Coeur d’Alene, Idaho – The Bureau of Land Management’s (BLM) Mineral Ridge boat launch and associated facilities will temporarily close in January for upgrades to improve boater access to Lake Coeur d’Alene. The popular launch site is one of few public launches on the east side of the lake used year-round by both anglers and recreational boaters. Over the years, use of the existing ramp during low water months has caused the concrete ramp to crack and break apart in areas. 

The BLM will take advantage of typical winter low water levels to replace the existing boat ramp with a concrete ramp that will extend 40 feet further into the lake. The longer ramp will help reduce issues with launching in low water conditions.  

Beginning Jan. 15, 2021, the boat ramp, parking area and restroom will be temporarily closed to provide for public safety while construction is underway. Boat ramp renovations are expected to be completed by mid-March. 

National Native American Construction, Inc. (NNAC), headquartered in Coeur d’Alene, was awarded the $170,000 contract. The NNAC will also replace the picnic pavilion shelter roof at the Mineral Ridge recreation site, approximately .5 miles from the boat launch. The picnic pavilion will be unavailable for use, but the BLM does not plan any closures to the Mineral Ridge trailhead or parking area while roof repairs are underway.  

During the boat ramp replacement, the BLM recommends anglers and boaters use the State of Idaho’s Higgins Point launch off Lake Coeur d’Alene Drive or the City of Coeur d’Alene’s Third Street boat launch.

The BLM manages more than 245 million acres of public land located primarily in the 11 Western states and Alaska.
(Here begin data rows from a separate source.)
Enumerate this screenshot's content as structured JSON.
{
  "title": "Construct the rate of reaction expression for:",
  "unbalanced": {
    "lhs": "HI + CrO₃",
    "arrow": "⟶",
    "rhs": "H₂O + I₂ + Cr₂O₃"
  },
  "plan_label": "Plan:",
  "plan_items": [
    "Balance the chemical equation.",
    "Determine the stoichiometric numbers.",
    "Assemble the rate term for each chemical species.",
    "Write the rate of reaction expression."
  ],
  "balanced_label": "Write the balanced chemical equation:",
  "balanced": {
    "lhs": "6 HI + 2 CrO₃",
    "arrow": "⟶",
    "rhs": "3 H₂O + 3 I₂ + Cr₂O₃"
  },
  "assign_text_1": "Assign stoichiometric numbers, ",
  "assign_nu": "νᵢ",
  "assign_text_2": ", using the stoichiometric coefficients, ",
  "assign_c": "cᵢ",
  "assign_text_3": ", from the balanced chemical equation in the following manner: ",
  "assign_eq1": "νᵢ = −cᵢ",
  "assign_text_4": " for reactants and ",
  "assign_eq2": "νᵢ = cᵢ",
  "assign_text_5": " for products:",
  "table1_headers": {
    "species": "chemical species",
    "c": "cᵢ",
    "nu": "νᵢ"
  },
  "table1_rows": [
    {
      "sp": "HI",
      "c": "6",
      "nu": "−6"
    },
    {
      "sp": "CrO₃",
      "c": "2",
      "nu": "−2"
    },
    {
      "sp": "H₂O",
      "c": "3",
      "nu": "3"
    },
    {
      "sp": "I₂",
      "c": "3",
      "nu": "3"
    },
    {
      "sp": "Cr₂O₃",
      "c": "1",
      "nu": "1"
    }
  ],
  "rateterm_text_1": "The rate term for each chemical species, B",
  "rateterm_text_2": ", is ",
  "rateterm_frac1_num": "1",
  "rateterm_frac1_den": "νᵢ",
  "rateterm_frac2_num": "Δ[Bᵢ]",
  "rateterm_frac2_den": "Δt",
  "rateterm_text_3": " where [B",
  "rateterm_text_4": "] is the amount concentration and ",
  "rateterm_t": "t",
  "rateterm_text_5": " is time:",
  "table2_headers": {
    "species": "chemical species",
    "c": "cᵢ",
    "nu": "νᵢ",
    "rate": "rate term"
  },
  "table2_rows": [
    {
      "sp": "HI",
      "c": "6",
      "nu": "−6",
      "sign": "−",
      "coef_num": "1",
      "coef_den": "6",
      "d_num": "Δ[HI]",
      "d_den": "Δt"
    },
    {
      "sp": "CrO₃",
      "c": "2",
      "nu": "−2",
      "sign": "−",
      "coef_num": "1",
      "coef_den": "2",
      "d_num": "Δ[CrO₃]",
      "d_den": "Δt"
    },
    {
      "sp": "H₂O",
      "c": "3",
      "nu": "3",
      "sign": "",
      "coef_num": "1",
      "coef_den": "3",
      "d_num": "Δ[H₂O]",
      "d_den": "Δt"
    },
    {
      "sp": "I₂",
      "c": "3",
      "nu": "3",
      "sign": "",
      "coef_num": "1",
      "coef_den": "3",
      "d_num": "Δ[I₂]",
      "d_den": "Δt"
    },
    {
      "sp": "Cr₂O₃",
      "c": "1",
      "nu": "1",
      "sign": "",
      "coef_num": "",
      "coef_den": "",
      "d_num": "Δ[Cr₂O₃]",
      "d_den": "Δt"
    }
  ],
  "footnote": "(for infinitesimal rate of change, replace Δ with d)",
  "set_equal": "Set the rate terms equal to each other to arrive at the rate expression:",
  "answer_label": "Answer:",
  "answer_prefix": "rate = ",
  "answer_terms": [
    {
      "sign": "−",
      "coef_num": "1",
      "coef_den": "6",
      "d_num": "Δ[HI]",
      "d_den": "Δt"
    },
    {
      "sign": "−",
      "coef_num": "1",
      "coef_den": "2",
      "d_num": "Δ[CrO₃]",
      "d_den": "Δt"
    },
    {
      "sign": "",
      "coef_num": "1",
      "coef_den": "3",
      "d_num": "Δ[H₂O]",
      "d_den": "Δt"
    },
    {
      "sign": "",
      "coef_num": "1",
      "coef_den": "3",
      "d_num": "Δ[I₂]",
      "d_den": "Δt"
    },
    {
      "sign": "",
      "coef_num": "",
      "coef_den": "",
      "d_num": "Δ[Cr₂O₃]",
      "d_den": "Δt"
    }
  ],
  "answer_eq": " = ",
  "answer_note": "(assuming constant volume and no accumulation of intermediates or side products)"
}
The BLM also administers 700 million acres of sub-surface mineral estate throughout the nation. In fiscal year 2018, the diverse activities authorized on BLM-managed lands generated $105 billion in economic output across the country. This economic activity supported 471,000 jobs and contributed substantial revenue to the U.S. Treasury and state governments, mostly through royalties on minerals.

Release Date


Bureau of Land Management


Suzanne Endsley